In summary, this analysis of a large cohort of Medicare beneficiaries undergoing 4 elective cancer procedures demonstrated that DE patients have worse outcomes and higher spending, even at high-quality hospitals. Our results suggest that improvement in hospital quality may reduce but not eliminate disparities. To address disparities by social risk, these results call for a multifaceted approach, including quality improvement and investment in greater social support.
Accepted for Publication: December 7, 2021.
Published Online: February 23, 2022. doi:10.1001/jamasurg.2021.7586
Corresponding Author: Kathryn Taylor, MD, Department of Surgery, University of Michigan, 2800 Plymouth Rd, NCRC, Bldg 14, Room G100, Ann Arbor, MI 48109 (firstname.lastname@example.org).
Author Contributions: Dr Nathan had full access to all the data in the study and takes responsibility for the integrity of the data and the accuracy of the data analysis.
Concept and design: Taylor, Diaz, Ibrahim, Nathan.
Acquisition, analysis, or interpretation of data: Taylor, Diaz, Nuliyalu.
Drafting of the manuscript: Taylor, Diaz.
Critical revision of the manuscript for important intellectual content: All authors.
Statistical analysis: Taylor, Diaz, Nuliyalu.
Obtained funding: Nathan.
Administrative, technical, or material support: Diaz, Nathan.
Supervision: Diaz, Nathan.
Conflict of Interest Disclosures: None reported.
Funding/Support: This study was supported in part by funding from the National Clinician Scholars Program at the University of Michigan (Drs Taylor and Diaz), grant K08HS024763 from the Agency for Healthcare Research and Quality (Dr Nathan), and grant R01AG039434 from the National Institutes of Health (Dr Nathan).
Role of the Funder/Sponsor: The funding sources had no role in the design and conduct of the study; collection, management, analysis, and interpretation of the data; preparation, review, or approval of the manuscript; and decision to submit the manuscript for publication.

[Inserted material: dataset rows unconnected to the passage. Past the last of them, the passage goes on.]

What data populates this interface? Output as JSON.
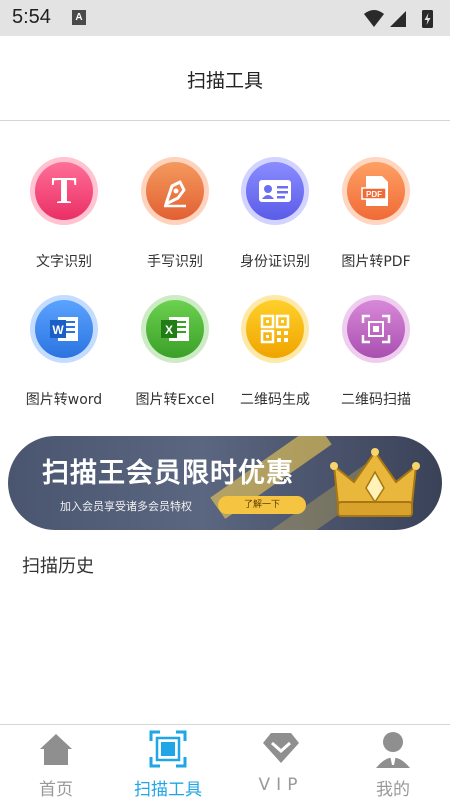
{
  "status_bar": {
    "time": "5:54",
    "notification_icon": "A"
  },
  "header": {
    "title": "扫描工具"
  },
  "tools": [
    {
      "label": "文字识别",
      "icon": "text-icon",
      "color": "#f2477a"
    },
    {
      "label": "手写识别",
      "icon": "pen-icon",
      "color": "#ee7d4a"
    },
    {
      "label": "身份证识别",
      "icon": "id-card-icon",
      "color": "#6c6ef2"
    },
    {
      "label": "图片转PDF",
      "icon": "pdf-icon",
      "color": "#f58a4a"
    },
    {
      "label": "图片转word",
      "icon": "word-icon",
      "color": "#3d8ff2"
    },
    {
      "label": "图片转Excel",
      "icon": "excel-icon",
      "color": "#4fb83a"
    },
    {
      "label": "二维码生成",
      "icon": "qr-code-icon",
      "color": "#f6b500"
    },
    {
      "label": "二维码扫描",
      "icon": "qr-scan-icon",
      "color": "#c069c4"
    }
  ],
  "banner": {
    "headline": "扫描王会员限时优惠",
    "subtext": "加入会员享受诸多会员特权",
    "button_label": "了解一下"
  },
  "history": {
    "title": "扫描历史"
  },
  "tabbar": {
    "items": [
      {
        "label": "首页",
        "icon": "home-icon"
      },
      {
        "label": "扫描工具",
        "icon": "scan-icon"
      },
      {
        "label": "VIP",
        "icon": "vip-icon"
      },
      {
        "label": "我的",
        "icon": "profile-icon"
      }
    ],
    "active_index": 1,
    "active_color": "#1ea6e6",
    "inactive_color": "#999999"
  }
}
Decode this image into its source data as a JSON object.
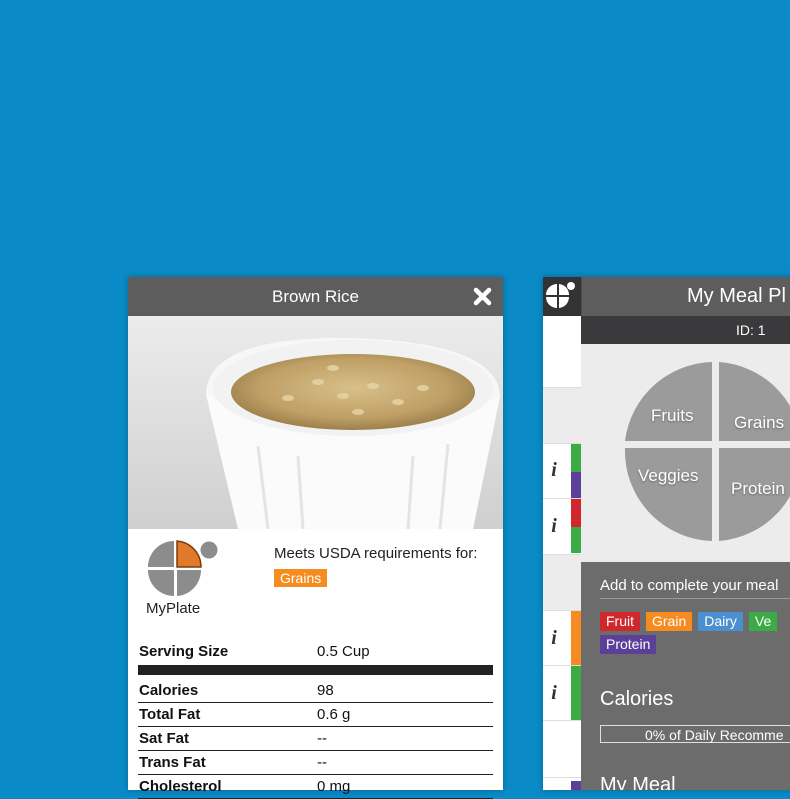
{
  "food": {
    "title": "Brown Rice",
    "myplate_label": "MyPlate",
    "usda_text": "Meets USDA requirements for:",
    "group_badge": "Grains",
    "nutrition": [
      {
        "label": "Serving Size",
        "value": "0.5  Cup"
      },
      {
        "label": "Calories",
        "value": "98"
      },
      {
        "label": "Total Fat",
        "value": "0.6 g"
      },
      {
        "label": "Sat Fat",
        "value": "--"
      },
      {
        "label": "Trans Fat",
        "value": "--"
      },
      {
        "label": "Cholesterol",
        "value": "0 mg"
      }
    ]
  },
  "meal": {
    "title": "My Meal Pl",
    "id_text": "ID: 1",
    "plate": {
      "fruits": "Fruits",
      "grains": "Grains",
      "veggies": "Veggies",
      "protein": "Protein"
    },
    "add_text": "Add to complete your meal",
    "tags": [
      {
        "label": "Fruit",
        "color": "#d0272d"
      },
      {
        "label": "Grain",
        "color": "#f68c1f"
      },
      {
        "label": "Dairy",
        "color": "#4a90d0"
      },
      {
        "label": "Ve",
        "color": "#3daa48"
      },
      {
        "label": "Protein",
        "color": "#5b3f98"
      }
    ],
    "calories_title": "Calories",
    "calories_bar": "0% of Daily Recomme",
    "my_meal_title": "My Meal"
  },
  "sidebar": {
    "info_glyph": "i",
    "stripe_colors": [
      "#3daa48",
      "#5b3f98",
      "#d0272d",
      "#3daa48",
      "#f68c1f",
      "#3daa48",
      "#5b3f98"
    ]
  },
  "colors": {
    "background": "#0a8ac6",
    "header": "#5d5d5d",
    "grains": "#f68c1f"
  }
}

Meeting Presentation: Some results from this study were presented at the Society of Surgical Oncology; March 18, 2021; virtual.